He currently has three albums on Billboard's Top 200 albums chart: "Curtain Call 2" at No. 33, the original "Curtain Call" at No. 50 and "The Eminem Show" at No. 141. "Curtain Call," released in 2005, recently became the first hip-hop album in history to spend 600 weeks — more than 11 years — on the Billboard 200 sales tally. Over the course of his career, he has sold more than 227.5 million albums and singles, according to the Recording Industry Association of America.

Eminem, who was born in St. Louis but grew up and continues to live in Metro Detroit, joined a long list of Detroiters and Michigan artists who have entered the Rock and Roll Hall of Fame; the list also includes Aretha Franklin, Marvin Gaye, Smokey Robinson, Jackie Wilson, the Supremes, the Temptations, Stevie Wonder, Hank Ballard, the Four Tops, John Lee Hooker, Martha and the Vandellas, Gladys Knight & the Pips, Little Willie John, Parliament-Funkadelic, Bob Seger, Madonna, the Stooges, Alice Cooper and the Miracles.

Motown founder Berry Gordy Jr. and songwriters Holland-Dozier-Holland are in as non-performers, and Motown bassist James Jamerson was inducted in the "Sidemen" category, which was later amended to the Award for Musical Excellence. (Next up is likely the White Stripes; the duo becomes eligible in 2024, which marks 25 years since the release of the band's self-titled debut album.)

Steven Tyler and Eminem perform at the 2022 Rock and Roll Hall of Fame induction ceremony.

And Em joined a short list of rappers who have been inducted into the Rock Hall, following Grandmaster Flash & the Furious Five, Run-DMC, Beastie Boys, Public Enemy, N.W.A., Tupac Shakur, the Notorious B.I.G., Jay-Z and LL Cool J. Em was on hand to induct Run-DMC into the Rock Hall in 2009, and he performed live with LL Cool J during the 2021 induction ceremony in Cleveland.

His long list of MCs thanked during his induction speech was, in part, his way of righting the wrong of him leapfrogging over so many rappers who have been passed over for induction into the Rock Hall. Since the Rock Hall has allowed rappers in its ranks, its representation remains woefully thin.

"There’s only a few of us right now that have been inducted in, only a few of us," Eminem said. After the list, he called those he mentioned "my rock stars," and he touted their importance to him and to hip-hop culture at large.

"Those are just a few of the names that I hope will be considered in the future for induction because without them, a lot of us wouldn’t be here," he said. "I know I wouldn't."

Eminem didn't participate in the evening's show closing collaborations, which saw Benatar, Springsteen, P!nk, Sheryl Crow, Annie Lennox, Judas Priest's Rob Halford, Duran Duran's Simon Le Bon and Brandi Carlile joining forces on Parton's "Jolene," or the finale which saw Springsteen, Mellancamp, Zac Brown and more paying tribute to the recently passed Jerry Lee Lewis.

While the issue of "rock and roll" was brought up several times on stage and will continue to be an issue as younger performers with less of a relationship to the term continue to enter the Hall's ranks, Rock Hall president and CEO Greg Harris said they're sticking with the name.

"'Rock and roll' is at times a band that is the prototypical four guys with guitars, but you know what?
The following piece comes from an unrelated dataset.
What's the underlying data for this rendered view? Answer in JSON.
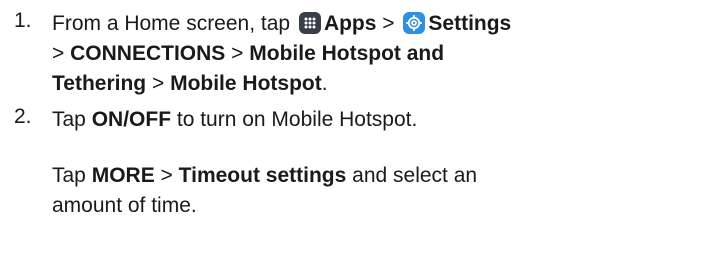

Rock and roll is that and more, and more, and more. This year's class really identifies that strongly," Harris told reporters in the press room. "We embrace that. It's a big tent, it's an inclusive art form, and it's always evolving, always changing. We're keeping Rock and Roll as the name, and the Rock and Roll Hall of Fame has been doing that for 37 years, and will continue to do so."